> [EXERCISE DESCRIPTION]
Check each line of the entries. Copy the ones that contain the string "内国法人の分".

> [SUPPLIED INFORMATION]
○ ○ ○ ○ ○

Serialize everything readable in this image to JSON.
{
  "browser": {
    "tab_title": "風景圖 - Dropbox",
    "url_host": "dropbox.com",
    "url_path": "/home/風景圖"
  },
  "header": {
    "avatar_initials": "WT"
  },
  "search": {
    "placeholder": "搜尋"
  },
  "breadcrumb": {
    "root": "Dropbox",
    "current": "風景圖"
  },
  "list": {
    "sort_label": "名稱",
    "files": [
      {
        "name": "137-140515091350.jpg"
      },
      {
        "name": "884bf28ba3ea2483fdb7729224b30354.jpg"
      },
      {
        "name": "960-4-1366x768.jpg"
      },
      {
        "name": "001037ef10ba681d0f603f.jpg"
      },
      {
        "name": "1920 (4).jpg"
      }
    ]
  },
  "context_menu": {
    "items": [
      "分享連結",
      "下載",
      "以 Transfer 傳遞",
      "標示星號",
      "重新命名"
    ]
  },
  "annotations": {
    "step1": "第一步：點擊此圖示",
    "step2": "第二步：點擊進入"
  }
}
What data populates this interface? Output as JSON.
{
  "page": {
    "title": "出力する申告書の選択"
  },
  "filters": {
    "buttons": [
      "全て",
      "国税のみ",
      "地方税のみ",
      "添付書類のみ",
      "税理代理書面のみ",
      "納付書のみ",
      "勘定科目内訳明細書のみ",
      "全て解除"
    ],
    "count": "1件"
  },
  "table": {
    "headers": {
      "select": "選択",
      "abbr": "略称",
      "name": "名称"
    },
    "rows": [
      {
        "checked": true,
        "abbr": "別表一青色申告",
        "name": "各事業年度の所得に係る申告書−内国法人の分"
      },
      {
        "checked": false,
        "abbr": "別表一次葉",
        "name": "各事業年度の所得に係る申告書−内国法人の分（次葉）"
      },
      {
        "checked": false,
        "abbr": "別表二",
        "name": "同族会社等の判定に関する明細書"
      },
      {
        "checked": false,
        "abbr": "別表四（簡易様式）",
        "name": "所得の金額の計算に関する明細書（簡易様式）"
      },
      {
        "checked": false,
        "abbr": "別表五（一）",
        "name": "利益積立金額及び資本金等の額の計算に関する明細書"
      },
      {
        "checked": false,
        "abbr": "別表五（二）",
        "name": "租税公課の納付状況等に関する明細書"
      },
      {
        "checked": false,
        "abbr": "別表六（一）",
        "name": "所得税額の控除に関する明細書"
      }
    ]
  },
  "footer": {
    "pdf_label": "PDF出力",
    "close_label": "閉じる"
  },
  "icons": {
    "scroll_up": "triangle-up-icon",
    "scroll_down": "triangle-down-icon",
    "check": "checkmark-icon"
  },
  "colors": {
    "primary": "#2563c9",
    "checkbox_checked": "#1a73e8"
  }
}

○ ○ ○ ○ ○

> [ANSWER FOR THE TASK]
        "name": "各事業年度の所得に係る申告書−内国法人の分"
        "name": "各事業年度の所得に係る申告書−内国法人の分（次葉）"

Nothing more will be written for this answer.